Copy out all lines bearing the word "true" from the listing below.

# EXERCISE MATERIAL
*-*-*

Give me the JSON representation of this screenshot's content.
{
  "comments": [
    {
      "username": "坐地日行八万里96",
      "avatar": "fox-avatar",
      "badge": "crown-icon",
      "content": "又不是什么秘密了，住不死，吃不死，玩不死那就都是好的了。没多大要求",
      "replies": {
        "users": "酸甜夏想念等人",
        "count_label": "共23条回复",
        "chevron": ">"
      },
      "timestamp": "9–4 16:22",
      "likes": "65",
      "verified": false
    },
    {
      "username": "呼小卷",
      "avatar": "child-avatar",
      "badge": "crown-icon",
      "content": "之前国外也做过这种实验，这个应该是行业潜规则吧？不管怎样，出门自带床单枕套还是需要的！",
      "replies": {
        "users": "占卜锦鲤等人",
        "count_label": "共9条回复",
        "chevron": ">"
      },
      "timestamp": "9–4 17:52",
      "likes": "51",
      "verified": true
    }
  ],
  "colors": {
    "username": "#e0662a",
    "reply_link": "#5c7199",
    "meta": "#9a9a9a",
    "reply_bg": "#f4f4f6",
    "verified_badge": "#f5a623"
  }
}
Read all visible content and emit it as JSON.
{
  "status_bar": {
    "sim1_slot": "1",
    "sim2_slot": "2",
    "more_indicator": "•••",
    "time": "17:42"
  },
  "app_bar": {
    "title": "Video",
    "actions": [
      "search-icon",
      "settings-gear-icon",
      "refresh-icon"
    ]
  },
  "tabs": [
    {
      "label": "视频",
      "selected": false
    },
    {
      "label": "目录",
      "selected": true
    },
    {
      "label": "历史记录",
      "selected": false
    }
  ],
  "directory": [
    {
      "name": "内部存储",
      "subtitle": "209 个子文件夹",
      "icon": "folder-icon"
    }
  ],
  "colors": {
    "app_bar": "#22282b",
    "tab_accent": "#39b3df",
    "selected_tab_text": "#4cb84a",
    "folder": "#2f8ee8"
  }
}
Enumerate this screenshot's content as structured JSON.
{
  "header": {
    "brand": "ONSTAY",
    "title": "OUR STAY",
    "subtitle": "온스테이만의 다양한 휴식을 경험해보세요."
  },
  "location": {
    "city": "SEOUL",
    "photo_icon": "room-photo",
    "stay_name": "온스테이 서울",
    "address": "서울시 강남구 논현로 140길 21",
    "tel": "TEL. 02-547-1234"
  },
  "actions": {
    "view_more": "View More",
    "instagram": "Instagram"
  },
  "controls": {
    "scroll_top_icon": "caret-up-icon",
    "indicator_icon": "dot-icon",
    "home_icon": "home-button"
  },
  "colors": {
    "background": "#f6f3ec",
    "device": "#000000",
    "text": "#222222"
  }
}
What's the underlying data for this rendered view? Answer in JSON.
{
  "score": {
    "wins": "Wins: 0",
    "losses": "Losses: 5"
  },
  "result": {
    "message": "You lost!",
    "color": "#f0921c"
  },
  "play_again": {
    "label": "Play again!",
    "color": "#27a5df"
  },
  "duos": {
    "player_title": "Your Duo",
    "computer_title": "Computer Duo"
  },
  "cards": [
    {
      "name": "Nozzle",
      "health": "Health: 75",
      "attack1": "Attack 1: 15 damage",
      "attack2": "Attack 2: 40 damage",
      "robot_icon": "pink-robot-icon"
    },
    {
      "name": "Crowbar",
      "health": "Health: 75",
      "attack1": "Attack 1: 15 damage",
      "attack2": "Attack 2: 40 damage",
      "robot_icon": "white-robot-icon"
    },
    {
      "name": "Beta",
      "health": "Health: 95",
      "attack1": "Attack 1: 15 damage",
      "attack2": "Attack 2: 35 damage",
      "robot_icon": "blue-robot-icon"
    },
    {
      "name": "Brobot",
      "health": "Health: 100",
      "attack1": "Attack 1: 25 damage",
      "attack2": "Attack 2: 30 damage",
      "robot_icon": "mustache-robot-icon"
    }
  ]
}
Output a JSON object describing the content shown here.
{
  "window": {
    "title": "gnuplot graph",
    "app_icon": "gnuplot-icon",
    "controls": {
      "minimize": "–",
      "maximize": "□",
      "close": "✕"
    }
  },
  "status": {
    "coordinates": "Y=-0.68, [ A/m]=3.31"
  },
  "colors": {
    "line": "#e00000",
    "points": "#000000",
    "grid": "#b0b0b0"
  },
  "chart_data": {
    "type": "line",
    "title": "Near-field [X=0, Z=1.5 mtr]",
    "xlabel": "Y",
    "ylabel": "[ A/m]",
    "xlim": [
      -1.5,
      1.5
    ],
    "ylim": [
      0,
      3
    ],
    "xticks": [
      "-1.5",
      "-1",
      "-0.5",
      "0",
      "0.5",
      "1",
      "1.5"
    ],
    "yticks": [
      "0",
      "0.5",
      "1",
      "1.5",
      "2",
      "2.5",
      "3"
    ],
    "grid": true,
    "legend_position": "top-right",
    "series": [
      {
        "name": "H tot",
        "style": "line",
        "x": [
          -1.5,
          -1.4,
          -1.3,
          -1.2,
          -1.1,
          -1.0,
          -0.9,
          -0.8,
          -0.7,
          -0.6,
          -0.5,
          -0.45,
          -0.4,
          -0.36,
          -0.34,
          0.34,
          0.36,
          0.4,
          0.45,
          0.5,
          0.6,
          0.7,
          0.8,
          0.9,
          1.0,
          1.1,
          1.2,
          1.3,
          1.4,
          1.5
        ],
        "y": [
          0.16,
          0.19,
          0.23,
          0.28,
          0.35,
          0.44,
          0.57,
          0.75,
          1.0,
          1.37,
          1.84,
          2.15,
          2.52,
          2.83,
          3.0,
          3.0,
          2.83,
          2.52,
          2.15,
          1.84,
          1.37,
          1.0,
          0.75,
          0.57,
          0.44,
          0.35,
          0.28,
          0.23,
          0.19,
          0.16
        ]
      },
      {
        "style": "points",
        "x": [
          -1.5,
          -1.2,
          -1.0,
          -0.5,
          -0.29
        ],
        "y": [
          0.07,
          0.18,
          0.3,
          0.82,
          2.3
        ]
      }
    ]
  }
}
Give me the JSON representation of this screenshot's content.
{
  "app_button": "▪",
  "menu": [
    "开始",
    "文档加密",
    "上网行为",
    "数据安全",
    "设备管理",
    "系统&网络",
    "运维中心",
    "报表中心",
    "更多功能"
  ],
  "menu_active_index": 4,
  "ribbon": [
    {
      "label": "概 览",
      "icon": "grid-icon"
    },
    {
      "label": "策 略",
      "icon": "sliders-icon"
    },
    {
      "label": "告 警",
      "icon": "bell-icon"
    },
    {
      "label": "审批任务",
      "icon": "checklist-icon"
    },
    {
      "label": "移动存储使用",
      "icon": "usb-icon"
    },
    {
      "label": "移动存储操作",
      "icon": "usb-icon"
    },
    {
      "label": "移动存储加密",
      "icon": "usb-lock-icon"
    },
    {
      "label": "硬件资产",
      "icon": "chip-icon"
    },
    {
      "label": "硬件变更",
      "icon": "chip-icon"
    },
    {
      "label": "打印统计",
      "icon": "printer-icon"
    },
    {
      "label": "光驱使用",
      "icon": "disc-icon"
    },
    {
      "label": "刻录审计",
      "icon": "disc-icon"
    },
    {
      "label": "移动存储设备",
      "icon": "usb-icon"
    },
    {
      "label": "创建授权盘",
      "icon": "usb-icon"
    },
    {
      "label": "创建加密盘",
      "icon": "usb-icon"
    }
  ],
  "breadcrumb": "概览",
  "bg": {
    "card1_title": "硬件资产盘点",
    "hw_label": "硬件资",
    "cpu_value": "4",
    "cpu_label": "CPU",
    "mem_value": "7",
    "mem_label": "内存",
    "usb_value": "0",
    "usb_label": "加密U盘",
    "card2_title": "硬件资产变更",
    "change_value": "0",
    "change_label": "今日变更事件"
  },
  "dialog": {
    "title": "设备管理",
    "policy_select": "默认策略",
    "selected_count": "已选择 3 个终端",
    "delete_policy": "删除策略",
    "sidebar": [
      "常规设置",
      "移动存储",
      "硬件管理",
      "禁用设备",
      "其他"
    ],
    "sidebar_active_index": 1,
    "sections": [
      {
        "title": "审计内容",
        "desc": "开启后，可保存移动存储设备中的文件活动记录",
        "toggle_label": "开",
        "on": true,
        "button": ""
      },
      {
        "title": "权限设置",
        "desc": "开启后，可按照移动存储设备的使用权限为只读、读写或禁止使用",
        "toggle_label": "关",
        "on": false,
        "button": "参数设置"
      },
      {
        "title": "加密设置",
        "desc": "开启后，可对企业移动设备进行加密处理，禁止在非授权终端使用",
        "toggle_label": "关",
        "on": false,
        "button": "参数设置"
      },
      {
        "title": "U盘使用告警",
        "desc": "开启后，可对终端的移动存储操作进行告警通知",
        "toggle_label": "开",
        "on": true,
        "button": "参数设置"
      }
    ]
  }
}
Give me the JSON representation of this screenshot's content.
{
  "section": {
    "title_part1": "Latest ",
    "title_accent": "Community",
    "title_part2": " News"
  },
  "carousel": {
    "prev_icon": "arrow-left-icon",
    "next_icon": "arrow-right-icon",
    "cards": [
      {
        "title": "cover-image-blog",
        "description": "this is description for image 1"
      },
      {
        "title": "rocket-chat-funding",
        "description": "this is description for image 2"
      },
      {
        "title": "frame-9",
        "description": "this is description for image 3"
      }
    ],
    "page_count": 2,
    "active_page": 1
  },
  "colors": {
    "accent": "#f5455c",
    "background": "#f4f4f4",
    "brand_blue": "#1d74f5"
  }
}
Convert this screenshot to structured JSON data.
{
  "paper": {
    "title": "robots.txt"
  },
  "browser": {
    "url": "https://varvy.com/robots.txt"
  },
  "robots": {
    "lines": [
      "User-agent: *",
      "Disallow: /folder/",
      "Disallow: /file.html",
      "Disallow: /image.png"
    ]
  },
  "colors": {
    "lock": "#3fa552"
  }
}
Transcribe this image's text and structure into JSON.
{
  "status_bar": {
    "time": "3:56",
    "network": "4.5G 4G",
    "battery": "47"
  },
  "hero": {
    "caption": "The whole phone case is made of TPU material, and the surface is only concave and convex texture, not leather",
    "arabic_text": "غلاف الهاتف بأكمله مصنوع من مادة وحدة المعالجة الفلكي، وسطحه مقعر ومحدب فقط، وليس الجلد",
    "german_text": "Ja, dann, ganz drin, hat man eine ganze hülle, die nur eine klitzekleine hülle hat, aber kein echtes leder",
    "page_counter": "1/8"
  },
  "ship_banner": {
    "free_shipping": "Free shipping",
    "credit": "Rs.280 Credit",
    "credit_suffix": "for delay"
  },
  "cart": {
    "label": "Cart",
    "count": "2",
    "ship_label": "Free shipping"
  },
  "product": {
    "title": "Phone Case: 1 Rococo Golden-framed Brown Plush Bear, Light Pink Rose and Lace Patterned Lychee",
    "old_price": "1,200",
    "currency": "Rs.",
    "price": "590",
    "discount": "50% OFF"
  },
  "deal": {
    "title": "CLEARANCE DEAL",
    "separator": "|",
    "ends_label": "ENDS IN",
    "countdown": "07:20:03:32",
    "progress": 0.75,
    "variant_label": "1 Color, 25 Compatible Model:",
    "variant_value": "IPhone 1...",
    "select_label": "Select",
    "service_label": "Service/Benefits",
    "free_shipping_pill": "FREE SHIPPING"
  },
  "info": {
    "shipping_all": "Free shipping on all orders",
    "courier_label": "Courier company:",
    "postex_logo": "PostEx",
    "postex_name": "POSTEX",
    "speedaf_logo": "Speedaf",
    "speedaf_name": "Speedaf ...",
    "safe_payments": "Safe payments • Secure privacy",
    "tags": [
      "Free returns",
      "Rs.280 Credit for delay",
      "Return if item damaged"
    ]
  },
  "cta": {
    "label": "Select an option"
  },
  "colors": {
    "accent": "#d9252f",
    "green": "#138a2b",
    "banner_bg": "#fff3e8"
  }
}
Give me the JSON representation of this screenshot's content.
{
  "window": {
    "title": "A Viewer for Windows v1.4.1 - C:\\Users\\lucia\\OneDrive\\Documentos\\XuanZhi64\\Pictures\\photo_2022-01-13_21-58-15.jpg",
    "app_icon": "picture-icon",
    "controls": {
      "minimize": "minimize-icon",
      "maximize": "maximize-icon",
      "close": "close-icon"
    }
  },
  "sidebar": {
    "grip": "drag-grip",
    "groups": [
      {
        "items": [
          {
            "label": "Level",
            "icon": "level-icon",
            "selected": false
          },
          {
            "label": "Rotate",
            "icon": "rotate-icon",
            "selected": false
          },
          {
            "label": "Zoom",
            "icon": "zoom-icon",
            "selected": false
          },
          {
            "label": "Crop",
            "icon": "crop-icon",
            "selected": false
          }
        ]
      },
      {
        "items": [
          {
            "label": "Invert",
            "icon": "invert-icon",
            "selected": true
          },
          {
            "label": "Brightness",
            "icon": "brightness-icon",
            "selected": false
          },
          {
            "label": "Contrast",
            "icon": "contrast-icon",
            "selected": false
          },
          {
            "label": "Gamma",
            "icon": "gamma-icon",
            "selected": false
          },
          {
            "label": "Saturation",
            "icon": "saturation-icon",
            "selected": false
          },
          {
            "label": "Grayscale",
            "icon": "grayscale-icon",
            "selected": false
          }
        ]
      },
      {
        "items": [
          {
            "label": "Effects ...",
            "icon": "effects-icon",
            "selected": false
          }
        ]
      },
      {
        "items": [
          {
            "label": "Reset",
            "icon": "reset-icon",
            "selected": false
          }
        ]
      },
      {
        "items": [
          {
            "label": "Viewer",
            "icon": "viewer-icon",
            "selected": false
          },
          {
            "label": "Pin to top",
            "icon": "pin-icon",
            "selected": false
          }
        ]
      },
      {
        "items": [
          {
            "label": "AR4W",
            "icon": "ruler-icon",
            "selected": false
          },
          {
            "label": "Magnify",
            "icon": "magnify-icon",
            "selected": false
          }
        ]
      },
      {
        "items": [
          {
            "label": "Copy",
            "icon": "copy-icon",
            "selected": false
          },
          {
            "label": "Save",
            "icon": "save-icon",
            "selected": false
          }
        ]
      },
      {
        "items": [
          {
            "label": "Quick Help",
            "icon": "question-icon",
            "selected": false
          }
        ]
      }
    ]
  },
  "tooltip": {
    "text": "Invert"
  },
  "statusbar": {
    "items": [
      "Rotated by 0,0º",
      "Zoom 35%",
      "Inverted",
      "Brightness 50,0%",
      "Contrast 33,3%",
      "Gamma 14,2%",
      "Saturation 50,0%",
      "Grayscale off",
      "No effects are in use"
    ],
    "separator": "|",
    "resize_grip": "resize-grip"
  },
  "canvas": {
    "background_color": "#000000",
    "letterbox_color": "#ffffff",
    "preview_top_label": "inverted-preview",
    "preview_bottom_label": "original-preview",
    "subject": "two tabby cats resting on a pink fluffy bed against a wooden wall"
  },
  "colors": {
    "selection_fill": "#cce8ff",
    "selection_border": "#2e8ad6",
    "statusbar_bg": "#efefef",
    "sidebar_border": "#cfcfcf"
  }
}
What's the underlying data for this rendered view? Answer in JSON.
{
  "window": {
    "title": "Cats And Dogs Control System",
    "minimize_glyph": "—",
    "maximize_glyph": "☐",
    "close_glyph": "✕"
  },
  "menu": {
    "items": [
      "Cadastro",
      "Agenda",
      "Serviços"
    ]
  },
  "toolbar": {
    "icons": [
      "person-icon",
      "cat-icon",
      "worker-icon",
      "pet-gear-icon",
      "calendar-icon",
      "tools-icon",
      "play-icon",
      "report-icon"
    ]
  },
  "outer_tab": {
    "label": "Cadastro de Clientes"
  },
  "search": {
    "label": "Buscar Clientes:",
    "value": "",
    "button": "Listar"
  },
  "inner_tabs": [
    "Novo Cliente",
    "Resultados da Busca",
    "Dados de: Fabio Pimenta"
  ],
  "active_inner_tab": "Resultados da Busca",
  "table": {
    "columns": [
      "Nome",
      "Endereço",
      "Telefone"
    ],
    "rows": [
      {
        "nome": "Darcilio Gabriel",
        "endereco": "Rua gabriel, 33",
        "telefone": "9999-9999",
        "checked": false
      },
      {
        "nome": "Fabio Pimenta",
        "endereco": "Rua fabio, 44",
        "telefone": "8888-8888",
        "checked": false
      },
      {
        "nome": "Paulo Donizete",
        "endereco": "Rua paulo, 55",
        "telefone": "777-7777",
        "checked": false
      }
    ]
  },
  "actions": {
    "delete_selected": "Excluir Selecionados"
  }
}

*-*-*

# RESULT OF THE EXERCISE
      "verified": true
      "selected": true
    "grid": true,
        "on": true,
        "on": true,
            "selected": true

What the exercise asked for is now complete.